» **EXERCISE GOAL**
Wherever a line in the records below contains "Files", copy that line.

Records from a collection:

-=-=-=-=-

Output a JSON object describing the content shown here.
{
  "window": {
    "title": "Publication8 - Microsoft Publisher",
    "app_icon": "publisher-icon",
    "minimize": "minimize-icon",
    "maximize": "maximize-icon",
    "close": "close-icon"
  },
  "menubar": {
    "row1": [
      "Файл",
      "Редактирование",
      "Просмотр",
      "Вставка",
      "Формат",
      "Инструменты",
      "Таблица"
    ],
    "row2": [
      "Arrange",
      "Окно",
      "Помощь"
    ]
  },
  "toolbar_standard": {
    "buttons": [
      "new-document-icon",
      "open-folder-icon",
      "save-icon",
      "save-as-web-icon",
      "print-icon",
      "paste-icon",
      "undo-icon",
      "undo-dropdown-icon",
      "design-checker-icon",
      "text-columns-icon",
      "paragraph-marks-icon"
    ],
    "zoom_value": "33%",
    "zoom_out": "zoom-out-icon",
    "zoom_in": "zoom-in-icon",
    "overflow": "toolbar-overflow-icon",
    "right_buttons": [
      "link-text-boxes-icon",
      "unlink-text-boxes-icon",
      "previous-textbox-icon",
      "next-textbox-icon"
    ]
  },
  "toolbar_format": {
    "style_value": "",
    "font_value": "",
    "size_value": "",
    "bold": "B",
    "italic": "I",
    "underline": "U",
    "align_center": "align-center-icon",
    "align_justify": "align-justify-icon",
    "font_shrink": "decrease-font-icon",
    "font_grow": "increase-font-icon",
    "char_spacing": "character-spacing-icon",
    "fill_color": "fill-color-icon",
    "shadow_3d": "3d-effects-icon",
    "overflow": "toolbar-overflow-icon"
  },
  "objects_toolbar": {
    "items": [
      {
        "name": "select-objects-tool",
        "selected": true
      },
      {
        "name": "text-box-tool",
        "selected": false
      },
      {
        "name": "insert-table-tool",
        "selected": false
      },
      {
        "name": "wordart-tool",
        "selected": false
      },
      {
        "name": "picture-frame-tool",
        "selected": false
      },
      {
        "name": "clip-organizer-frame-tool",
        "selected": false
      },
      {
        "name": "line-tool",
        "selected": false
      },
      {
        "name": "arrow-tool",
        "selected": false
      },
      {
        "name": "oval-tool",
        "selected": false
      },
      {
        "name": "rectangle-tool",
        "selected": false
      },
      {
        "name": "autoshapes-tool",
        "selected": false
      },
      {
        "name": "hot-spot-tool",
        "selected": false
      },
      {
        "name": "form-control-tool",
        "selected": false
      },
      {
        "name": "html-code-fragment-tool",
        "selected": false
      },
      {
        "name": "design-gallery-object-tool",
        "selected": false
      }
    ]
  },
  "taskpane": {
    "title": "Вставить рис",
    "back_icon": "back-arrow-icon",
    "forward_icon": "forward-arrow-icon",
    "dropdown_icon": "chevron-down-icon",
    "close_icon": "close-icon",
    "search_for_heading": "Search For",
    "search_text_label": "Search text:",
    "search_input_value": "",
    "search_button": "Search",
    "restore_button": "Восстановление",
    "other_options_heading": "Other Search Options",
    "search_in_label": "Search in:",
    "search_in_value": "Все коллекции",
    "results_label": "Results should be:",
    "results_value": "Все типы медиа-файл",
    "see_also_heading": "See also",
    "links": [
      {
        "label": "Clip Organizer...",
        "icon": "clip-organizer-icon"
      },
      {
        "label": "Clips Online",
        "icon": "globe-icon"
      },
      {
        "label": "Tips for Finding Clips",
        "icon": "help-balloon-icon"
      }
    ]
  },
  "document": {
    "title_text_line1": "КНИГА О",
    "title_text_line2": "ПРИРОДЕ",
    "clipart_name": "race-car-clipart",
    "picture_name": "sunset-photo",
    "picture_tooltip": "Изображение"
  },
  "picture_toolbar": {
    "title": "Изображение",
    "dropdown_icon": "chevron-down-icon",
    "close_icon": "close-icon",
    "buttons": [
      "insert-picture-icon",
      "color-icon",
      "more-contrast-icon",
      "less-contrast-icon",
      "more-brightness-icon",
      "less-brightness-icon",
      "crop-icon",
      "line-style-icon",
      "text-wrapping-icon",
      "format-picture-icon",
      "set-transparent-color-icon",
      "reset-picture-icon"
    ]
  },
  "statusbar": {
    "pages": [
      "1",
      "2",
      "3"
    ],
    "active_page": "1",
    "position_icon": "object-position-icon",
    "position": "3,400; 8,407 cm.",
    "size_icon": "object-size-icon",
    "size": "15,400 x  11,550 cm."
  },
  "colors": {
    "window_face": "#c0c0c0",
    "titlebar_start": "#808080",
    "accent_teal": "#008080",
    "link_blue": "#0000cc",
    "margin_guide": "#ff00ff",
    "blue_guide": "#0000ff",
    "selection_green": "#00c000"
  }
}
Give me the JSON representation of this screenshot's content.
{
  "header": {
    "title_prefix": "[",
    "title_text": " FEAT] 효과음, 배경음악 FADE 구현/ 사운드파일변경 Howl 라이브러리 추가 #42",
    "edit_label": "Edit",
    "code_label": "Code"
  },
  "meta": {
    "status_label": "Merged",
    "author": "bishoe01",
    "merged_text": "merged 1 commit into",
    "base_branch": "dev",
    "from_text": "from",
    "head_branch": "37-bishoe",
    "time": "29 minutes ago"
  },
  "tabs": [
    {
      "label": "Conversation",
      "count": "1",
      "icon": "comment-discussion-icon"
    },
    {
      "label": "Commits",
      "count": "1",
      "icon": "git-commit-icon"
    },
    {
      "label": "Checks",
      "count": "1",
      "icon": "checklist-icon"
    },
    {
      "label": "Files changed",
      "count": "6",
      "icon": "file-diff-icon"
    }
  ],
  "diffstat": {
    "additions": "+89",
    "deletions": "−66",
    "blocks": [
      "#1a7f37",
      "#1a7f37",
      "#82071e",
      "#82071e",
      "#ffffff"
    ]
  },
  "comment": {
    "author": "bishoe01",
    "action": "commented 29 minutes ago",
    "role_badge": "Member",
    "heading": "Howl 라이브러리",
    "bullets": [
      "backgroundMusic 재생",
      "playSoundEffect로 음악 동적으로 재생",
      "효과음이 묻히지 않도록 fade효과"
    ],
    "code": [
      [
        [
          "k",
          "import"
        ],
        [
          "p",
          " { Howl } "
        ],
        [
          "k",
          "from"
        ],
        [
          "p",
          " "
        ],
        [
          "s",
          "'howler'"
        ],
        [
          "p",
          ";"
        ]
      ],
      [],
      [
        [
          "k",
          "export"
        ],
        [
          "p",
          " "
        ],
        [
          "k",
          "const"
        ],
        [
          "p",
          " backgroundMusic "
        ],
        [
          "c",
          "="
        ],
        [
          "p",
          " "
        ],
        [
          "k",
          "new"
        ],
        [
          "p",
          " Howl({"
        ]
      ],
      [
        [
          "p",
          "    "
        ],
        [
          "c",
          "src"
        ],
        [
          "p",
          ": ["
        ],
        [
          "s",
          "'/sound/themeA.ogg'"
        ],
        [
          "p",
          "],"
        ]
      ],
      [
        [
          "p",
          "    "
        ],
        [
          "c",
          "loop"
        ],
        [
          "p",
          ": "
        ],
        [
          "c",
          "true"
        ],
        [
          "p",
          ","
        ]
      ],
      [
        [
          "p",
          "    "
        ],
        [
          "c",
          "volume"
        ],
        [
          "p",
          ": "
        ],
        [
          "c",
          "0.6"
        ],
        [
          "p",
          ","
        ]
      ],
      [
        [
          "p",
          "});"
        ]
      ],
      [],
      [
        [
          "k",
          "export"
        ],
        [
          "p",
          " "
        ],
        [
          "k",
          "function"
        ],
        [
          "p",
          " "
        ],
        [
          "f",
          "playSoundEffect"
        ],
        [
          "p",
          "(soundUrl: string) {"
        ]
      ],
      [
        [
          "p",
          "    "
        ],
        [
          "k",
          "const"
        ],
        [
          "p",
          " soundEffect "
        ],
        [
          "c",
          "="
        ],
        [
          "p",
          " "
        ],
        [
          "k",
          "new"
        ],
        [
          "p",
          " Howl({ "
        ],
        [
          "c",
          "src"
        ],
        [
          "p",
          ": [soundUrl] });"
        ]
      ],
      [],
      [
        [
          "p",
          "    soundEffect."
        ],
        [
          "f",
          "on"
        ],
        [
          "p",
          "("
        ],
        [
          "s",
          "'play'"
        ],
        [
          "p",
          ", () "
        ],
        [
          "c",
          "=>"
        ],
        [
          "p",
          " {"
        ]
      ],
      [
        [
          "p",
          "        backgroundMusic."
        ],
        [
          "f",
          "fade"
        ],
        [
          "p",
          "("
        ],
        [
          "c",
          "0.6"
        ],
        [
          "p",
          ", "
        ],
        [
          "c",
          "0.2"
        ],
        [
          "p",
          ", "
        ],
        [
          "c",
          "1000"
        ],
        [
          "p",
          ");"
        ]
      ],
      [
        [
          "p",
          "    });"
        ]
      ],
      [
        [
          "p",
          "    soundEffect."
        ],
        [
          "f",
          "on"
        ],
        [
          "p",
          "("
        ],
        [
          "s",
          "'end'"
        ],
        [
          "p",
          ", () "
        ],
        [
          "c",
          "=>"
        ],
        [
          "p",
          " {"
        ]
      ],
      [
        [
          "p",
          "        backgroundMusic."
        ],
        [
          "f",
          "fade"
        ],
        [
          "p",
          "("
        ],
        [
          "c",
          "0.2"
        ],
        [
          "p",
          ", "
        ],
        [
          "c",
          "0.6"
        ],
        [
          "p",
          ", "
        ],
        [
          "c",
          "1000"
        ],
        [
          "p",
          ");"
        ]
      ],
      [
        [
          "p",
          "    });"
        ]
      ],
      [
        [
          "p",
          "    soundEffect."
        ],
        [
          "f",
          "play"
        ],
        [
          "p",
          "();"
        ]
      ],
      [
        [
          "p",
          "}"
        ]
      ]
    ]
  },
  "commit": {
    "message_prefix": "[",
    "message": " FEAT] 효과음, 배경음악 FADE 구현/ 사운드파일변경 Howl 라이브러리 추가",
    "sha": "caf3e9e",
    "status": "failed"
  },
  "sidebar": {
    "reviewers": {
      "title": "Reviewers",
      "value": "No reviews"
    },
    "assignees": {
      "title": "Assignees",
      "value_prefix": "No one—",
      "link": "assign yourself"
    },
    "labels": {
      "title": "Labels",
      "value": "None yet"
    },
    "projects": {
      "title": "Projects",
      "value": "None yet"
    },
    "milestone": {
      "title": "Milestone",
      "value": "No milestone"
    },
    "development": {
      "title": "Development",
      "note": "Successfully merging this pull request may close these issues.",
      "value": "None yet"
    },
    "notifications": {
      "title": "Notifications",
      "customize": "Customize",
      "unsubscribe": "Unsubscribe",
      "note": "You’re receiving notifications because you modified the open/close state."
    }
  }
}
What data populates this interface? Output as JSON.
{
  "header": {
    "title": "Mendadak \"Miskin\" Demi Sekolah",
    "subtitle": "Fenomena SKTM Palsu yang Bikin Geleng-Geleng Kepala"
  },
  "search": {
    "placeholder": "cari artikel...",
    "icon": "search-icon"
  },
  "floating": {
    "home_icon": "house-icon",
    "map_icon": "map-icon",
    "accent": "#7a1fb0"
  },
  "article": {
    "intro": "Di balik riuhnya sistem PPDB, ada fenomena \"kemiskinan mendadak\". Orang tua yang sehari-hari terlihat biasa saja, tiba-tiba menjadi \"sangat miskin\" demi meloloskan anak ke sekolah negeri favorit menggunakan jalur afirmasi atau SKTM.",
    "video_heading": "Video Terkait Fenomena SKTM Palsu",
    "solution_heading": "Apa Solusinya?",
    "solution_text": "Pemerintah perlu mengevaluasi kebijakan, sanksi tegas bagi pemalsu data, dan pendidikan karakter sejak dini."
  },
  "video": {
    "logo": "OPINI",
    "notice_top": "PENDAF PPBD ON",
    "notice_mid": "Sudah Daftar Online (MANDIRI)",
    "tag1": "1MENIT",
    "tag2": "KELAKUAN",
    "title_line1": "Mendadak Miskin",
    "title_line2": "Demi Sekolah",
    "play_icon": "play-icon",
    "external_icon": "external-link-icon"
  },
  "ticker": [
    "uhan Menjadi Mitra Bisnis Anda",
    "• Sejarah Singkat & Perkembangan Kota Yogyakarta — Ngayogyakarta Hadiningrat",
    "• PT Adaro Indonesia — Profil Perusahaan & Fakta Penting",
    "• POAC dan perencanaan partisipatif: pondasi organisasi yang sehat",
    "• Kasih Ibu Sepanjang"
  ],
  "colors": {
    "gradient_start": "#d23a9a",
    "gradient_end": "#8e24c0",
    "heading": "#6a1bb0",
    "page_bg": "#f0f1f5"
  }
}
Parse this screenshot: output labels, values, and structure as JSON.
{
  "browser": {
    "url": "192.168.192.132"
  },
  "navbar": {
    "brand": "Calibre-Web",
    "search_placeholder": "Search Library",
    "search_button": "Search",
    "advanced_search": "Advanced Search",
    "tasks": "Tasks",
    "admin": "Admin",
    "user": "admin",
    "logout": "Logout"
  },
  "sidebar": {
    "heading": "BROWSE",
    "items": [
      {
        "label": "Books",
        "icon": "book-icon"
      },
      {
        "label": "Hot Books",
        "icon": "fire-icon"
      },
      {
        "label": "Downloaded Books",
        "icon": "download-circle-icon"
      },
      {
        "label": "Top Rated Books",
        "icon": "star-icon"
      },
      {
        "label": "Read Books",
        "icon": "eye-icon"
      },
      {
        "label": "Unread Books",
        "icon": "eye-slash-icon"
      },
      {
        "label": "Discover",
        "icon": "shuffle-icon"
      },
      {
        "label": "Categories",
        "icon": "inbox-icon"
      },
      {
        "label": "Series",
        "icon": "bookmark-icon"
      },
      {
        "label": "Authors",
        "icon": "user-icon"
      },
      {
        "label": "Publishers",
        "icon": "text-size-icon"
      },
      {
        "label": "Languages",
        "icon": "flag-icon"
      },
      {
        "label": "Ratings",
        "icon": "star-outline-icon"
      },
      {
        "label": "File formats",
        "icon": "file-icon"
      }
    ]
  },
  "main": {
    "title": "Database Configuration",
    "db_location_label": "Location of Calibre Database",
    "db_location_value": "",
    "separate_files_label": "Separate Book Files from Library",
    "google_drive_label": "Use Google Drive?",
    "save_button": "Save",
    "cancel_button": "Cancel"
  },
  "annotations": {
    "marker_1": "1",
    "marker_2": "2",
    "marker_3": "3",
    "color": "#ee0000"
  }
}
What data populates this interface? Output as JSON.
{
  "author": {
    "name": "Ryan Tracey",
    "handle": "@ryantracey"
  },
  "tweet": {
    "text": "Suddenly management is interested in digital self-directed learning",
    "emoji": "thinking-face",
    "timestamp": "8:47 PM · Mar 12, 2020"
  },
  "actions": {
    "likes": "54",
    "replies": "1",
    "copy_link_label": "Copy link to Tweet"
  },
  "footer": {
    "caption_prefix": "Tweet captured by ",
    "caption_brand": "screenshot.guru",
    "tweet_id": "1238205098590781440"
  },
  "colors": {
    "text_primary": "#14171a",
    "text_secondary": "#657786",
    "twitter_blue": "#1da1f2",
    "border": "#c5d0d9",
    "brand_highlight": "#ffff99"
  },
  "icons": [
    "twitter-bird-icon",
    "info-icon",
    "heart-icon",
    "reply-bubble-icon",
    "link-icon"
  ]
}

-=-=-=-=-

» **YOUR SOLUTION**
      "label": "Files changed",
    "separate_files_label": "Separate Book Files from Library",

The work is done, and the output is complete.